EXERCISE PROMPT — Working from the listing below, pick each line containing the word "Client" and copy it.

RECORD EXTRACTS —
--*--

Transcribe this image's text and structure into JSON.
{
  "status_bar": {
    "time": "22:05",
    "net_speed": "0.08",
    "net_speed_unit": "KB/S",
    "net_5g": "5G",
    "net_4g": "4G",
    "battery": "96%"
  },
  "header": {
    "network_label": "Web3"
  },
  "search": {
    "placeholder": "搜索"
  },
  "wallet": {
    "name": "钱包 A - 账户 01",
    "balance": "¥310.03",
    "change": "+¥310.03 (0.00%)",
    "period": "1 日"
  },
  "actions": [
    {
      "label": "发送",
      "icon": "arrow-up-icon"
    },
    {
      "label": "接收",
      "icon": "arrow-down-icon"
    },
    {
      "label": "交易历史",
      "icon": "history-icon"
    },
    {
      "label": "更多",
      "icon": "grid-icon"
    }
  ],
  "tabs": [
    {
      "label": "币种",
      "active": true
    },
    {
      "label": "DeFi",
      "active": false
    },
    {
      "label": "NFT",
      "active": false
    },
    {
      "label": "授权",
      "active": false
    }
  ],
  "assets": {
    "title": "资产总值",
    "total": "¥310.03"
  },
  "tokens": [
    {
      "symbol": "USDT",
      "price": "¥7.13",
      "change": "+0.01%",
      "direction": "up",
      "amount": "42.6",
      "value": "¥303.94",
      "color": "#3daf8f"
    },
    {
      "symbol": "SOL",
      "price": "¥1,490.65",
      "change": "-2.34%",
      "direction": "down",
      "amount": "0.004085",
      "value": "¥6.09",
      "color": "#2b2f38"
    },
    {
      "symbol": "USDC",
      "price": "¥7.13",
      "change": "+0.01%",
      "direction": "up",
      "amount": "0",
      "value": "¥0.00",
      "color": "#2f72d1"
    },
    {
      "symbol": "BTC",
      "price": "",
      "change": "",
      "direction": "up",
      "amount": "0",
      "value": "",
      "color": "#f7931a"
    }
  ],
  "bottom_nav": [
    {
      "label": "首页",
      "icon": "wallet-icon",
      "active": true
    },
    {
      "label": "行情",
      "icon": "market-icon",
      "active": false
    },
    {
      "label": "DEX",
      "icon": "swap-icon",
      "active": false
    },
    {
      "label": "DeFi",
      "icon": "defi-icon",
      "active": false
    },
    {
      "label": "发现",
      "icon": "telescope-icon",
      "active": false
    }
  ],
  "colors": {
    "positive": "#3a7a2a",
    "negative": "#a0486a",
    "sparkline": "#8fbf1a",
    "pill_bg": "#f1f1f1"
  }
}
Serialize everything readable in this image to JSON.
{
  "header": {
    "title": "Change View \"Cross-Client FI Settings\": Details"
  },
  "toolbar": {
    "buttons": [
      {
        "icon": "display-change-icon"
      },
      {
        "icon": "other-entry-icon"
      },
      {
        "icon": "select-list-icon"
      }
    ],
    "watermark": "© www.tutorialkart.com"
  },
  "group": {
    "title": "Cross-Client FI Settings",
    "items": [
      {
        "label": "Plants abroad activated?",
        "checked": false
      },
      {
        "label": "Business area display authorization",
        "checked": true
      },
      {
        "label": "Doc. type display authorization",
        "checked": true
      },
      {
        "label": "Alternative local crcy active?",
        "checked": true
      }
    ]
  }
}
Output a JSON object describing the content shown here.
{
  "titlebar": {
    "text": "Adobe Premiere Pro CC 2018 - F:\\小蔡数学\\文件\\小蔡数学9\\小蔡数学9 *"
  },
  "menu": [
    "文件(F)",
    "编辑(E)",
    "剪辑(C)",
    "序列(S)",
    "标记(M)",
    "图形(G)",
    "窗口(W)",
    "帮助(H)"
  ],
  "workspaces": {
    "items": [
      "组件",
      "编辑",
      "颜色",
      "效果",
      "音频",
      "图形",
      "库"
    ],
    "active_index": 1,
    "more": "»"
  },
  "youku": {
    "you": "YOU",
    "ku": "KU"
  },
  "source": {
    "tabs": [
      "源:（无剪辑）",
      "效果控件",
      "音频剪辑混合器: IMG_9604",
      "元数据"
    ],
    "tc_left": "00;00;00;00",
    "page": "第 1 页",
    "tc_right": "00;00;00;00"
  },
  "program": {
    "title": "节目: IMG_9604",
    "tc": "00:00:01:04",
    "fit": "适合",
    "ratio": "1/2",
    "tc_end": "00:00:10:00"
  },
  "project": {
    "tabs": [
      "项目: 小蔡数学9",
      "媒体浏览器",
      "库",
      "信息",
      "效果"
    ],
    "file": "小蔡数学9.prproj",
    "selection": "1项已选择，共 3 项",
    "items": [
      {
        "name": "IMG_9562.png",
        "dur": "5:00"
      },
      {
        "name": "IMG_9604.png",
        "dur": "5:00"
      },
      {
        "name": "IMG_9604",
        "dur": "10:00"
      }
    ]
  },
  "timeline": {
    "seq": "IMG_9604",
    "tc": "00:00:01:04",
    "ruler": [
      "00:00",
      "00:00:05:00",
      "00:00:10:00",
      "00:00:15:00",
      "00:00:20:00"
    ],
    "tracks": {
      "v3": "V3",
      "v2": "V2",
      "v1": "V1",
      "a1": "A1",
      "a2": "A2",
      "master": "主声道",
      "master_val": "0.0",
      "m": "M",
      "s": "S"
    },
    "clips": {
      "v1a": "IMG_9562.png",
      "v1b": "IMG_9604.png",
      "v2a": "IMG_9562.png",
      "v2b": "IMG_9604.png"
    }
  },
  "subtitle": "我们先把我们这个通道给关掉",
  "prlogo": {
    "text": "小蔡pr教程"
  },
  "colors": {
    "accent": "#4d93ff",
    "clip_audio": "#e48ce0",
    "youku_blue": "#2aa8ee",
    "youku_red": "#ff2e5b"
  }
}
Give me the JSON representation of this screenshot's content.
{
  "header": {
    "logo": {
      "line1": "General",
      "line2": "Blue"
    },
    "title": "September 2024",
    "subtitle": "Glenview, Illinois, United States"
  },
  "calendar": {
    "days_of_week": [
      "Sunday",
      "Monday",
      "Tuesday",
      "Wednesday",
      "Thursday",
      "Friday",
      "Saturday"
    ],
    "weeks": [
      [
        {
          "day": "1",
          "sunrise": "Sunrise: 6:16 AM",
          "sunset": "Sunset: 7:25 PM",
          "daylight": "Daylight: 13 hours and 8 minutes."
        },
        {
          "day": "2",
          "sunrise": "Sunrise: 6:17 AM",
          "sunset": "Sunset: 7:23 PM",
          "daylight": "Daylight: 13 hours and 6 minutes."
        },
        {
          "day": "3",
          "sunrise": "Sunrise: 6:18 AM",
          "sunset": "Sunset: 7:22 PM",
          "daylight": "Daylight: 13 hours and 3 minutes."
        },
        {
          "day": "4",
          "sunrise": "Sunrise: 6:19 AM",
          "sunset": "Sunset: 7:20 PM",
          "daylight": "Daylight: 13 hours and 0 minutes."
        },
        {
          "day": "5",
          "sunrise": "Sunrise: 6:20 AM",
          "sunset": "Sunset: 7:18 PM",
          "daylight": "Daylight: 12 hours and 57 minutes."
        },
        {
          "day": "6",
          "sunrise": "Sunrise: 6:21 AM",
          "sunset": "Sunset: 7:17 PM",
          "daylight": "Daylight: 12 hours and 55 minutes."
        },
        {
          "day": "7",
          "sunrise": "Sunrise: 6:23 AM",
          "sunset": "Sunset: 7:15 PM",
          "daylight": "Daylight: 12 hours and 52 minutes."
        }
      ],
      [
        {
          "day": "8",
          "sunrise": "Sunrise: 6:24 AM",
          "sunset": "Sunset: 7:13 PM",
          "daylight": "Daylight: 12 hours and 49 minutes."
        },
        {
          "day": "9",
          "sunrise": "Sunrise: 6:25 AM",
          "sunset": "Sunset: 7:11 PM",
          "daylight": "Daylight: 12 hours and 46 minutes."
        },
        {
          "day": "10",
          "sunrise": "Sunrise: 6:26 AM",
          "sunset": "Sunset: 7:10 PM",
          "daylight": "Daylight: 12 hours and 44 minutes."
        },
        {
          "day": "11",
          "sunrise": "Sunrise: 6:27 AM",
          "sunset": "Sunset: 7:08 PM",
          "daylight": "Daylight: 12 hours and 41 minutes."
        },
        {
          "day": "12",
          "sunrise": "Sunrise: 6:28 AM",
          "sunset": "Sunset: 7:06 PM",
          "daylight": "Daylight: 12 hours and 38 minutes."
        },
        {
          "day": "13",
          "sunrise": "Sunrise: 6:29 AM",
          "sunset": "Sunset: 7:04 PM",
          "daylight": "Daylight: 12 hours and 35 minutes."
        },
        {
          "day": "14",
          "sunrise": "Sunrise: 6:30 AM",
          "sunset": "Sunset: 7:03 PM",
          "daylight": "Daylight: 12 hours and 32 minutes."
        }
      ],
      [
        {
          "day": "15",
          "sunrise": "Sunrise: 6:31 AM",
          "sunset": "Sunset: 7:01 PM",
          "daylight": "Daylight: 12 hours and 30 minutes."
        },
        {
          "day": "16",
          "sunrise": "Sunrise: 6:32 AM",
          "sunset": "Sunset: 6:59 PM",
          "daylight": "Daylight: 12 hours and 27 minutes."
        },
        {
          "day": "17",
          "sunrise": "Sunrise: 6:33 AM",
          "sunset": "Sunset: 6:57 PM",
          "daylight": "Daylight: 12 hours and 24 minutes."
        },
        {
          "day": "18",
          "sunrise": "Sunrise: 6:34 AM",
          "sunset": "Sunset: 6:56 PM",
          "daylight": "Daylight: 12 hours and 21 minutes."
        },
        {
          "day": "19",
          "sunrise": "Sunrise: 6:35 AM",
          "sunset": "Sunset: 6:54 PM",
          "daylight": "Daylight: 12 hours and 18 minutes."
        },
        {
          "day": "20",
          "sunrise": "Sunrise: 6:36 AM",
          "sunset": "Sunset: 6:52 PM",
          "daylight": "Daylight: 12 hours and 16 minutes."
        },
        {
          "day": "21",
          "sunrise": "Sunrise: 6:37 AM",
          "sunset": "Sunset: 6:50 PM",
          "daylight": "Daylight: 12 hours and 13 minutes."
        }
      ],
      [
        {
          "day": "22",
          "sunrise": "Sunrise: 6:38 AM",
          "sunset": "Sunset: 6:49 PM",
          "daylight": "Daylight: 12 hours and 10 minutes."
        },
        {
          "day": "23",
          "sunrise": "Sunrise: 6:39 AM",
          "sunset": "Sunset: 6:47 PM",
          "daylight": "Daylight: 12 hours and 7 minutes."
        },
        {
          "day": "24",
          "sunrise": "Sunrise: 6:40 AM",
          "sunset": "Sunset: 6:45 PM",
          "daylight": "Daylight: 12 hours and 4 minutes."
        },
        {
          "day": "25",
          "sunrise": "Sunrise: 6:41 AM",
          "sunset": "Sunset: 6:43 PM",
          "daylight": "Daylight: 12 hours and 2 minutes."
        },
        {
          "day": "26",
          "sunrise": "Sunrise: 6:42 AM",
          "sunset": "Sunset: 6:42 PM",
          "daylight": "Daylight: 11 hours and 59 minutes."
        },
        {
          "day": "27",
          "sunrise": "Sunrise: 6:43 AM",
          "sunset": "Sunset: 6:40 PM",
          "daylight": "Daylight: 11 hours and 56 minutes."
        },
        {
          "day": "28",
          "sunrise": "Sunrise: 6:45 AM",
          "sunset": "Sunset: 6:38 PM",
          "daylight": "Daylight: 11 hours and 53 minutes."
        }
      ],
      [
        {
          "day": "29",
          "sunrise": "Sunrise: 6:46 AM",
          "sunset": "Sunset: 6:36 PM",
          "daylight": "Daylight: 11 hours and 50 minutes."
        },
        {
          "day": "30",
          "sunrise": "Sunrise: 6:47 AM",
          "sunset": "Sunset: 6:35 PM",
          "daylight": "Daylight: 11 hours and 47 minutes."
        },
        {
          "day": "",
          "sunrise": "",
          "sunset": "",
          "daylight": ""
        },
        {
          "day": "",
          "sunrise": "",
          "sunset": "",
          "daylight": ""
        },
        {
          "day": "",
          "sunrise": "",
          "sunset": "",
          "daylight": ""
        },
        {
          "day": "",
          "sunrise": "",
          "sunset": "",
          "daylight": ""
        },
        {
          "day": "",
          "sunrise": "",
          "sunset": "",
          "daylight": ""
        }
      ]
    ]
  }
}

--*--

ANSWER TO THIS EXERCISE —
    "title": "Change View \"Cross-Client FI Settings\": Details"
    "title": "Cross-Client FI Settings",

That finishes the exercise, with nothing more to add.